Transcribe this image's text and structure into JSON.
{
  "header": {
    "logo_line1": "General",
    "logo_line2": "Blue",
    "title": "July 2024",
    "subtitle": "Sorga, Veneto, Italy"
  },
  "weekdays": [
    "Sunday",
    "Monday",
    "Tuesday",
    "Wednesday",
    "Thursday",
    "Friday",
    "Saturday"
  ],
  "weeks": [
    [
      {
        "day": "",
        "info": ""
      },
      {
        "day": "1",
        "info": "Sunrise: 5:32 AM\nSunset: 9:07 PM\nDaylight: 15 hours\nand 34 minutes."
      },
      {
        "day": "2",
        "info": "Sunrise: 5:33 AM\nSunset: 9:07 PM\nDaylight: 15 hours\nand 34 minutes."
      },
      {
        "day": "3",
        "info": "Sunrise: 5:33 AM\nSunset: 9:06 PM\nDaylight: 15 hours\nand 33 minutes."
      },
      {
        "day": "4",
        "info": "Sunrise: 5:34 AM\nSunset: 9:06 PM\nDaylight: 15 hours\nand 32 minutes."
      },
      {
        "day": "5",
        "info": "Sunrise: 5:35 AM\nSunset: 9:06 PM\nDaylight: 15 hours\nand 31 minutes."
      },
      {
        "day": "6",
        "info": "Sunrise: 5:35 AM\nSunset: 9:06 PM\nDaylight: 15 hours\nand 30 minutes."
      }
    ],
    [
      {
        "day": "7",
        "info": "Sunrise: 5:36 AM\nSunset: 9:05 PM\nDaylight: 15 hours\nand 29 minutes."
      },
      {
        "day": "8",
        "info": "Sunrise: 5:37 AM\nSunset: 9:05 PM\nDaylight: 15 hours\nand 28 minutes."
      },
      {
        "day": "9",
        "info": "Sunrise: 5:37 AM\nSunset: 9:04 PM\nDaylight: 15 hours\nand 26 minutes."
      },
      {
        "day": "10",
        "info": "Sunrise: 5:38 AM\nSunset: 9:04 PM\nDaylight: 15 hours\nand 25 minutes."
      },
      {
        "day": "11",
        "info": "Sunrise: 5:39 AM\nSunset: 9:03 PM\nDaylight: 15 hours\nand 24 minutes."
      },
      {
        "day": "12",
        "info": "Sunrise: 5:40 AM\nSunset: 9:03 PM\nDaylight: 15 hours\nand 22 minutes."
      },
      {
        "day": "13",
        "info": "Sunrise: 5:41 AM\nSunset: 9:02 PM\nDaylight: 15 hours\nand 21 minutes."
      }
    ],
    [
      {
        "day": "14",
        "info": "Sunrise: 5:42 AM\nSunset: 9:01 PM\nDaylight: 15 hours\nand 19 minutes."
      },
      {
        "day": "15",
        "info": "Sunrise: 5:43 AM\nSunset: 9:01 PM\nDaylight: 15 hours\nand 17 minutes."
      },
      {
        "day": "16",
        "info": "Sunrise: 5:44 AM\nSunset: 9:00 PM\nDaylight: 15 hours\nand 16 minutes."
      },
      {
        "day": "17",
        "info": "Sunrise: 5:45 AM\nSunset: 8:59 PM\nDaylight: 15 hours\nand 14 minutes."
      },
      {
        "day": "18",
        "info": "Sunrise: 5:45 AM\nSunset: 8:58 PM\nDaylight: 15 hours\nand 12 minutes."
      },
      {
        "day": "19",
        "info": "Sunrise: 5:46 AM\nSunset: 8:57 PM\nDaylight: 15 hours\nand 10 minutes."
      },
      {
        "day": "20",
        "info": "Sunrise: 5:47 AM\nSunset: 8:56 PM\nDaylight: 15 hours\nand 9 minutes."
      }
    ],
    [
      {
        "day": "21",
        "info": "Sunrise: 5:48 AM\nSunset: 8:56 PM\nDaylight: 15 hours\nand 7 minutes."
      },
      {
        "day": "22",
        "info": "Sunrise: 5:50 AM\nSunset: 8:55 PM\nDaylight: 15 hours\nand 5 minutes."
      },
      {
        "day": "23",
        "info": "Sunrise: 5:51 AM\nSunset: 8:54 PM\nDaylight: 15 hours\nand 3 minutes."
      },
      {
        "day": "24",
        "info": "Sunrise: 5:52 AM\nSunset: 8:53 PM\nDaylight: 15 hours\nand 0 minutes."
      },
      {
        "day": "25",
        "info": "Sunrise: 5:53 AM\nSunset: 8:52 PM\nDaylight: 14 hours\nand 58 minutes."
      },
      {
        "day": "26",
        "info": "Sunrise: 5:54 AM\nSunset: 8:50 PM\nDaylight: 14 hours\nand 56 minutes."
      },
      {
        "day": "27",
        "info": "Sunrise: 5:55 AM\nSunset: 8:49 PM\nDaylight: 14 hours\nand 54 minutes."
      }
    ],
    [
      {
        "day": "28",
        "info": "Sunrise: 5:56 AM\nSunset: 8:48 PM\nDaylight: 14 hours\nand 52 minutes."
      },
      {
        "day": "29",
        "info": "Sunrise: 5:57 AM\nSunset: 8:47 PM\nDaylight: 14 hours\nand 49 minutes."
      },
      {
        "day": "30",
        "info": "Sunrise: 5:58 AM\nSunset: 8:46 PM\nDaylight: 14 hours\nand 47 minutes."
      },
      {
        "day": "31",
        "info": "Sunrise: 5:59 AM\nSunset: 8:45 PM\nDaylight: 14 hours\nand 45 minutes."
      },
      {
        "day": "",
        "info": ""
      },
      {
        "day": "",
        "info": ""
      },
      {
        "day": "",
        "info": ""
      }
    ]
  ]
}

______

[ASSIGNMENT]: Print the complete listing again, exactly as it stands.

[EXERCISE ANSWER]:
Transcribe this image's text and structure into JSON.
{
  "header": {
    "logo_line1": "General",
    "logo_line2": "Blue",
    "title": "July 2024",
    "subtitle": "Sorga, Veneto, Italy"
  },
  "weekdays": [
    "Sunday",
    "Monday",
    "Tuesday",
    "Wednesday",
    "Thursday",
    "Friday",
    "Saturday"
  ],
  "weeks": [
    [
      {
        "day": "",
        "info": ""
      },
      {
        "day": "1",
        "info": "Sunrise: 5:32 AM\nSunset: 9:07 PM\nDaylight: 15 hours\nand 34 minutes."
      },
      {
        "day": "2",
        "info": "Sunrise: 5:33 AM\nSunset: 9:07 PM\nDaylight: 15 hours\nand 34 minutes."
      },
      {
        "day": "3",
        "info": "Sunrise: 5:33 AM\nSunset: 9:06 PM\nDaylight: 15 hours\nand 33 minutes."
      },
      {
        "day": "4",
        "info": "Sunrise: 5:34 AM\nSunset: 9:06 PM\nDaylight: 15 hours\nand 32 minutes."
      },
      {
        "day": "5",
        "info": "Sunrise: 5:35 AM\nSunset: 9:06 PM\nDaylight: 15 hours\nand 31 minutes."
      },
      {
        "day": "6",
        "info": "Sunrise: 5:35 AM\nSunset: 9:06 PM\nDaylight: 15 hours\nand 30 minutes."
      }
    ],
    [
      {
        "day": "7",
        "info": "Sunrise: 5:36 AM\nSunset: 9:05 PM\nDaylight: 15 hours\nand 29 minutes."
      },
      {
        "day": "8",
        "info": "Sunrise: 5:37 AM\nSunset: 9:05 PM\nDaylight: 15 hours\nand 28 minutes."
      },
      {
        "day": "9",
        "info": "Sunrise: 5:37 AM\nSunset: 9:04 PM\nDaylight: 15 hours\nand 26 minutes."
      },
      {
        "day": "10",
        "info": "Sunrise: 5:38 AM\nSunset: 9:04 PM\nDaylight: 15 hours\nand 25 minutes."
      },
      {
        "day": "11",
        "info": "Sunrise: 5:39 AM\nSunset: 9:03 PM\nDaylight: 15 hours\nand 24 minutes."
      },
      {
        "day": "12",
        "info": "Sunrise: 5:40 AM\nSunset: 9:03 PM\nDaylight: 15 hours\nand 22 minutes."
      },
      {
        "day": "13",
        "info": "Sunrise: 5:41 AM\nSunset: 9:02 PM\nDaylight: 15 hours\nand 21 minutes."
      }
    ],
    [
      {
        "day": "14",
        "info": "Sunrise: 5:42 AM\nSunset: 9:01 PM\nDaylight: 15 hours\nand 19 minutes."
      },
      {
        "day": "15",
        "info": "Sunrise: 5:43 AM\nSunset: 9:01 PM\nDaylight: 15 hours\nand 17 minutes."
      },
      {
        "day": "16",
        "info": "Sunrise: 5:44 AM\nSunset: 9:00 PM\nDaylight: 15 hours\nand 16 minutes."
      },
      {
        "day": "17",
        "info": "Sunrise: 5:45 AM\nSunset: 8:59 PM\nDaylight: 15 hours\nand 14 minutes."
      },
      {
        "day": "18",
        "info": "Sunrise: 5:45 AM\nSunset: 8:58 PM\nDaylight: 15 hours\nand 12 minutes."
      },
      {
        "day": "19",
        "info": "Sunrise: 5:46 AM\nSunset: 8:57 PM\nDaylight: 15 hours\nand 10 minutes."
      },
      {
        "day": "20",
        "info": "Sunrise: 5:47 AM\nSunset: 8:56 PM\nDaylight: 15 hours\nand 9 minutes."
      }
    ],
    [
      {
        "day": "21",
        "info": "Sunrise: 5:48 AM\nSunset: 8:56 PM\nDaylight: 15 hours\nand 7 minutes."
      },
      {
        "day": "22",
        "info": "Sunrise: 5:50 AM\nSunset: 8:55 PM\nDaylight: 15 hours\nand 5 minutes."
      },
      {
        "day": "23",
        "info": "Sunrise: 5:51 AM\nSunset: 8:54 PM\nDaylight: 15 hours\nand 3 minutes."
      },
      {
        "day": "24",
        "info": "Sunrise: 5:52 AM\nSunset: 8:53 PM\nDaylight: 15 hours\nand 0 minutes."
      },
      {
        "day": "25",
        "info": "Sunrise: 5:53 AM\nSunset: 8:52 PM\nDaylight: 14 hours\nand 58 minutes."
      },
      {
        "day": "26",
        "info": "Sunrise: 5:54 AM\nSunset: 8:50 PM\nDaylight: 14 hours\nand 56 minutes."
      },
      {
        "day": "27",
        "info": "Sunrise: 5:55 AM\nSunset: 8:49 PM\nDaylight: 14 hours\nand 54 minutes."
      }
    ],
    [
      {
        "day": "28",
        "info": "Sunrise: 5:56 AM\nSunset: 8:48 PM\nDaylight: 14 hours\nand 52 minutes."
      },
      {
        "day": "29",
        "info": "Sunrise: 5:57 AM\nSunset: 8:47 PM\nDaylight: 14 hours\nand 49 minutes."
      },
      {
        "day": "30",
        "info": "Sunrise: 5:58 AM\nSunset: 8:46 PM\nDaylight: 14 hours\nand 47 minutes."
      },
      {
        "day": "31",
        "info": "Sunrise: 5:59 AM\nSunset: 8:45 PM\nDaylight: 14 hours\nand 45 minutes."
      },
      {
        "day": "",
        "info": ""
      },
      {
        "day": "",
        "info": ""
      },
      {
        "day": "",
        "info": ""
      }
    ]
  ]
}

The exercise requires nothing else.